Wednesday, October 26, 2011

On having a life

Last night, I went visiting teaching. As much as I would like it to go away, visiting teaching always manages to be part of my life because in every ward I've been in I a) get partnered with the Relief Society president, b) the Relief Society president is assigned as my visiting teacher, or c) I get called as a visiting teaching supervisor. Every stinkin' ward. Without fail.

Yesterday's visit was enlightening on many levels. The other two girls spent an hour gabbing about dating, random trips they take every few months or so for no reason, the TV shows they watch, the different cultures they've experienced, and the plethora of people they have come across in their many adventures, and I just sat there and thought, "Wow. I have no life." It's normal for me to sit and say nothing while conversations are going on around me, but this time it was because I had no similar experiences to draw from, not because I wasn't assertive enough to raise my voice and say something.

That hour opened up that window in my brain that has been getting smaller and smaller since Jr. high, the one that tells me that if I want to have a life, I need to spend my weekends having awesome adventures so that I'll have legitimate stories to tell others on Monday. These girls were taking advantage of their freedom from family and the poverty of student life to truly go out into the world and experience it. It made my little goals to enjoy the little things in life look feeble and pathetic.

Before I started to slide into the self-pity corner of my brain, though (which has also been getting smaller since Jr. high), I remembered that I am most definitely not a social butterfly and I certainly wouldn't enjoy plopping myself two states away just so I could get to know the people there. I don't like going to parties unless my sisters are there to entertain me, and most of my hobbies are of the solitary, introspective type.

So how do people like me make sure they "have a life" and live life to the fullest? Smell the roses and watch the leaves change? Drink a Dr. Pepper? Find a way to change my personality so that it suddenly becomes possible to go to social activities without having to bribe myself with a brownie or a new shirt to make myself go? (Which rarely works, by the way.)

Despite my musings to the contrary, though, I'm having a hard time making myself feel guilty about the way I've spent my life. Yes, I've probably spent too many Friday nights at home, and I really should step outside of my comfort zone more than I do, but I've been pretty happy, even though many would call my life boring (including myself at times . . .).

However, I think it's possible to live life to the fullest without climbing Mt. Everest or being the Dating Queen of the century. I'm pretty sure that those of us who see playing cards or cross-stitching as the ultimate sources of entertainment still have a shot at having a life. If life makes you happy, then you're seizing the day.

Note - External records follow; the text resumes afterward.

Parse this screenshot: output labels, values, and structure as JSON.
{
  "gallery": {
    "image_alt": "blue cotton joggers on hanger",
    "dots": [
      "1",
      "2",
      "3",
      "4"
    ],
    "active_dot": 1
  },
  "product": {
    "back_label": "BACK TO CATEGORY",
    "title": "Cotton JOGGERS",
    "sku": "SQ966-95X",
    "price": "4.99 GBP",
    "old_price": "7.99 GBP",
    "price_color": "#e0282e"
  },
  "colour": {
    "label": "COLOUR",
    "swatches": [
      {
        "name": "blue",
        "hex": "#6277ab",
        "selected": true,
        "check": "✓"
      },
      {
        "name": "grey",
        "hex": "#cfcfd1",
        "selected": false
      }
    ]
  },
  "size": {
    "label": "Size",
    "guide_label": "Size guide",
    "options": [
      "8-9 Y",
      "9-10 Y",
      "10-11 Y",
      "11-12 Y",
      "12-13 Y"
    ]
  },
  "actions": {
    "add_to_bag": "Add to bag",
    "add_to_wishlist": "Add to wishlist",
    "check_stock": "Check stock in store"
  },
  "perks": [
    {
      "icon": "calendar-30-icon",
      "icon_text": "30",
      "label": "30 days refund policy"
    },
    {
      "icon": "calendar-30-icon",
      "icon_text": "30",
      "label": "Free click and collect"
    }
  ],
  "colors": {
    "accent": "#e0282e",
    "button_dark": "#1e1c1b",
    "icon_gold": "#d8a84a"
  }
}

I'm pretty excited that I've figured this out. Otherwise, I would have to change who I am in order to satisfy my desire to have a life. And that wouldn't be fun for anybody.

1 comment:

  1. See - the truth is, you actually know how to enjoy your own company and spending time with yourself. Few people can do that, as they don't consider themselves interesting enough company. I think you actually have the better life, frankly.